The ankle interface area is protected by attaching the boot liner directly to the leg of the turnout gear pants. At first glance, this might appear unworkable, but considering turnout pants are stowed over the boots for quick donning, this approach should work without problems. The boot contains a flap over the top to prevent liquid penetration.
The hood is attached to the coat collar and replaces the current separate hood. Because the hood is always in place, it has a CBRN barrier. This will be an interesting development to watch, since current hoods do not have a moisture barrier.
The waist area features suspender loops without buttons, preventing gaps. The coat incorporates take-up straps, keeping the coat snug against the pants.
Another notable Project HEROES design innovation is an exhalation air tube extending from the SCBA face piece to the turnout gear coat. The tube screws to the coat’s outer shell where spent air discharges inside the coat.
The coat liner contains “standoffs” keeping the coat from compressing too tightly against the body. This facilitates air movement from the exhalation tube. The design team claims the discharged air cools the wearer as well as provides a small measure of positive pressure ventilation to the system’s interior. It is the project’s intent to make this feature adaptable to all SCBA CBRN-compliant manufacturers.
As with the CB•Ready turnout gear, the Project HEROES turnout gear must be tested and purchased as a system. Fire departments will not have a choice in gloves or footwear unless it has been tested as part of the system. The helmet is not part of the CBRN protection.
CBRN is not just for terrorist incidents. Consider the protection it will afford on highway incidents, or responses to meth lab fires.
While CBRN protection is not a requirement, it would probably be a good option to consider the next time you are in the market for turnout gear.

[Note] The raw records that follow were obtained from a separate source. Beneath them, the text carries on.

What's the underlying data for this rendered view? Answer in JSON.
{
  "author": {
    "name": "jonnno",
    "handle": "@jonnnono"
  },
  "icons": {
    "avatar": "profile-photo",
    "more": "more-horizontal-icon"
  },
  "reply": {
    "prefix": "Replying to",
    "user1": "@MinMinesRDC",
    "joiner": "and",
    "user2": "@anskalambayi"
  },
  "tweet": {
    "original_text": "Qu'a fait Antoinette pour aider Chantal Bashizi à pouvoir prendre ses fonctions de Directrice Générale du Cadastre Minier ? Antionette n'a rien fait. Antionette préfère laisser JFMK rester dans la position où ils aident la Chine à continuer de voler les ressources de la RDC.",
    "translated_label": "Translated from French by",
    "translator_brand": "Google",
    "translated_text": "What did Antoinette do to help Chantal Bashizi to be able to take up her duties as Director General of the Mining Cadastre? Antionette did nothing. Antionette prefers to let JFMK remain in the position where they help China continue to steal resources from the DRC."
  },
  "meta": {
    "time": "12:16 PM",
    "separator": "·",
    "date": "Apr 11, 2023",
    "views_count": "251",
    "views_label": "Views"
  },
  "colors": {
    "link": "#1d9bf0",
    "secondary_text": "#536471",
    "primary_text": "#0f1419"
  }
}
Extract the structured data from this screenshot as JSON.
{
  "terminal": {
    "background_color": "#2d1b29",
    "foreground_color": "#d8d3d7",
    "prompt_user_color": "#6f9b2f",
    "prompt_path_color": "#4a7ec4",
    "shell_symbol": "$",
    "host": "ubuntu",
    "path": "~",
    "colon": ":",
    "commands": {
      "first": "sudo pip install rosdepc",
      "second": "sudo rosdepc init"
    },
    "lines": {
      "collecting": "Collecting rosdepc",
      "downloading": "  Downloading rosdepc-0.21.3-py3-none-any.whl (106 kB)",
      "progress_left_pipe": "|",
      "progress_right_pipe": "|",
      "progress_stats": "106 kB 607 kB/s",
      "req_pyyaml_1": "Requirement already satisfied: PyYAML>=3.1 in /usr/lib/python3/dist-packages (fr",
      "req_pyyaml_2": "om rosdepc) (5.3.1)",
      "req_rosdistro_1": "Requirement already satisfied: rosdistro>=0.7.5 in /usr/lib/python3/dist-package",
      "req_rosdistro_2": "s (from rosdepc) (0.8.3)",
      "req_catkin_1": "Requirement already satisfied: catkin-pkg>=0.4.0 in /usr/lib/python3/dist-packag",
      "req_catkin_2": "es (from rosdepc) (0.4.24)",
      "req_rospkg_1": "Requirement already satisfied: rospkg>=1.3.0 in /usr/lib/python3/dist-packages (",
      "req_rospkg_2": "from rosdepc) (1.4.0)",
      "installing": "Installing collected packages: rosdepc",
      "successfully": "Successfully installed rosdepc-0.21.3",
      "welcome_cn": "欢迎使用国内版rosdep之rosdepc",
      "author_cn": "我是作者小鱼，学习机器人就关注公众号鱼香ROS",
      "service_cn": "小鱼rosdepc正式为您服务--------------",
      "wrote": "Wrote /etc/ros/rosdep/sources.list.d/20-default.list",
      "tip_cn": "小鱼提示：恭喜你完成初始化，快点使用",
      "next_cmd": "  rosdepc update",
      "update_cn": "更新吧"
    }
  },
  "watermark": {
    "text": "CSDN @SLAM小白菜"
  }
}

Editor’s Note: Robert Tutterow, who has nearly 30 years in the fire service, is Charlotte (N.C.) Fire Department’s health and safety officer. He is a member of the NFPA’s technical committees on fire apparatus, serving as the chairperson of the group’s safety task force. He is also a member of the NFPA’s structural fire fighting protective clothing and equipment correlating committee.